[Assignment] Pull out every line below that contains the word "text".

[Data for review]

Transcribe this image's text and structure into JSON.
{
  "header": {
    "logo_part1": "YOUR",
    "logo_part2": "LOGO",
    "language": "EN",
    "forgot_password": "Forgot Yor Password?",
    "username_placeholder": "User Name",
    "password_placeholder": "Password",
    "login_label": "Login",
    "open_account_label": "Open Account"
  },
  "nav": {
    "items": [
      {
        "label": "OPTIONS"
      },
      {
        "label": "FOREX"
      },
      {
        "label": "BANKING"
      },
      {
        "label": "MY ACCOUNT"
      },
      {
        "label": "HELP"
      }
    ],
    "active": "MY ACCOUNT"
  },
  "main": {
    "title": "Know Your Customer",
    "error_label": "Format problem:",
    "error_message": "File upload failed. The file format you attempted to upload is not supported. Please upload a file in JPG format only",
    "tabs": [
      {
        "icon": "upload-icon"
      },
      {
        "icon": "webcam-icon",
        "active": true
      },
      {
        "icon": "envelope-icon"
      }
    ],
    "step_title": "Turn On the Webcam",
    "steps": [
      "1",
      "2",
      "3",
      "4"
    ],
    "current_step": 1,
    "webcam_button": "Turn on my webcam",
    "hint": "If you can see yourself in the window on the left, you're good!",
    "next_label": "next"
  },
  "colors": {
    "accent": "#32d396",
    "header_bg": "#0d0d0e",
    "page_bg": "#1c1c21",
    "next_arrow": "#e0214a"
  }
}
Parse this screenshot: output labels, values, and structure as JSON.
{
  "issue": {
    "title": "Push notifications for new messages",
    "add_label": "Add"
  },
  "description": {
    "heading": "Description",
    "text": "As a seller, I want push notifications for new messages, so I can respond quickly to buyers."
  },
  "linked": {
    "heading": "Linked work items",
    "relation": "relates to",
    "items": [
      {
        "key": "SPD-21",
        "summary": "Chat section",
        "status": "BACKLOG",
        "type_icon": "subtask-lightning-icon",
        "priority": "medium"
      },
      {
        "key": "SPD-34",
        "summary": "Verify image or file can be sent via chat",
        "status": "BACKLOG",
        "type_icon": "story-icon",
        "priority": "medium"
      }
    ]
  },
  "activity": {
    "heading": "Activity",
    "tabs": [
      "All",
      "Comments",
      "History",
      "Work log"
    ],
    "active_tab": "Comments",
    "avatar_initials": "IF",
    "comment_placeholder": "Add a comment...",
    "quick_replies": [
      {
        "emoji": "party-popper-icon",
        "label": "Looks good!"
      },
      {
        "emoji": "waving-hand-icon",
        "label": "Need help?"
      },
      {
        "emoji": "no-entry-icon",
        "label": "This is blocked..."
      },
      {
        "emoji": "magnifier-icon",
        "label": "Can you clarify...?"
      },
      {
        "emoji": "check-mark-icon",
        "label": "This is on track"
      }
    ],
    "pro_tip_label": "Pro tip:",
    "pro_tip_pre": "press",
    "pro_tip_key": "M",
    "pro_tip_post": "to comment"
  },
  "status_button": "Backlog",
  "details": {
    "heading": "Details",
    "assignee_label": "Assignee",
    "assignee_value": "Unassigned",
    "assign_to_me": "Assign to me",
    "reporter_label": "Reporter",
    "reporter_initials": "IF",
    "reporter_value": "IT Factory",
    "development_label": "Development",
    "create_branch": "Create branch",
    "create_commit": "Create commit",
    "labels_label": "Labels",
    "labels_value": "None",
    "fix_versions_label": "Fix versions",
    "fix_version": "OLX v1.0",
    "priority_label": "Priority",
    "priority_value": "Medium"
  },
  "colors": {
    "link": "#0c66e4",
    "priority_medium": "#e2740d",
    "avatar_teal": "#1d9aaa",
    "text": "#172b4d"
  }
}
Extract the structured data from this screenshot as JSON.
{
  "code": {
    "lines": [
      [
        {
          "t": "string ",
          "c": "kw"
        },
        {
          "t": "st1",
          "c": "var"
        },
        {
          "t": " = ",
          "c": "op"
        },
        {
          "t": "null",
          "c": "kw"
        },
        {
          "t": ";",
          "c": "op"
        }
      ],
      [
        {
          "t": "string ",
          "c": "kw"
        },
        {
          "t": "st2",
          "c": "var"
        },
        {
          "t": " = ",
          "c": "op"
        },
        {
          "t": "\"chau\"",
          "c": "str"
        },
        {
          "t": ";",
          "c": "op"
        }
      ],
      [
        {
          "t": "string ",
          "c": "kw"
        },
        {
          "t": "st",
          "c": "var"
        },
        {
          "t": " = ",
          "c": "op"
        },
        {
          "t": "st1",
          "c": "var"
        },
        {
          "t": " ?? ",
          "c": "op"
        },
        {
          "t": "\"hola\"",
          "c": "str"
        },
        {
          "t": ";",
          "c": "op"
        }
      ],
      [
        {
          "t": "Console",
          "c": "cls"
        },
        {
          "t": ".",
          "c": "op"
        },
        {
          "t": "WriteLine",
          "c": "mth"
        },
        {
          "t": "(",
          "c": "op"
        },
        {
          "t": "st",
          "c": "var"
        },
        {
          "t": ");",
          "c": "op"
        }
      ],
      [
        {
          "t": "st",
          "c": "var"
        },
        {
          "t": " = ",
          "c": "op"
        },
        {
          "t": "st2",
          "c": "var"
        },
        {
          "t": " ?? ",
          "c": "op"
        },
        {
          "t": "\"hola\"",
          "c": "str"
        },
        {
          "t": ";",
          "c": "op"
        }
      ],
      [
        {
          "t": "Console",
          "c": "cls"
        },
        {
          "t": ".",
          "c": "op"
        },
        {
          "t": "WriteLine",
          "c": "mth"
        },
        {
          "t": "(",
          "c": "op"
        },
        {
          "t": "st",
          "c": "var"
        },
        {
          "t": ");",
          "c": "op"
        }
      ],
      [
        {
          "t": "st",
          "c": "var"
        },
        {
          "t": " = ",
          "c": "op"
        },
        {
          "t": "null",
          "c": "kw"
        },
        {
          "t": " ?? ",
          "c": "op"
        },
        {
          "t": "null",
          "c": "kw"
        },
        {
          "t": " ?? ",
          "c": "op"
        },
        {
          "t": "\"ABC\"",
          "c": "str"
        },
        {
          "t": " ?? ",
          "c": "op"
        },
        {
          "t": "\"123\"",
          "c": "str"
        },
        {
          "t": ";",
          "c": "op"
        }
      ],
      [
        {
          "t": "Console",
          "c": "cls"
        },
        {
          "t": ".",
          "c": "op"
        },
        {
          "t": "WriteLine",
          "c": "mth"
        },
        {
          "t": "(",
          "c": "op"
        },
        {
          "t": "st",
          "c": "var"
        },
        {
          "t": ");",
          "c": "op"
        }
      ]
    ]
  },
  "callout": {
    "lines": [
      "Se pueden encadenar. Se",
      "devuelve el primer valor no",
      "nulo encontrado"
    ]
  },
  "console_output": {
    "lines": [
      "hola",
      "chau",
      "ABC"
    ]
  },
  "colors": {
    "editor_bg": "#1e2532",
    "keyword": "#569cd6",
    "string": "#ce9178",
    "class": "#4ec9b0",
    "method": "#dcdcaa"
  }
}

[Answer for this exercise]
Transcribe this image's text and structure into JSON.
    "text": "As a seller, I want push notifications for new messages, so I can respond quickly to buyers."
    "text": "#172b4d"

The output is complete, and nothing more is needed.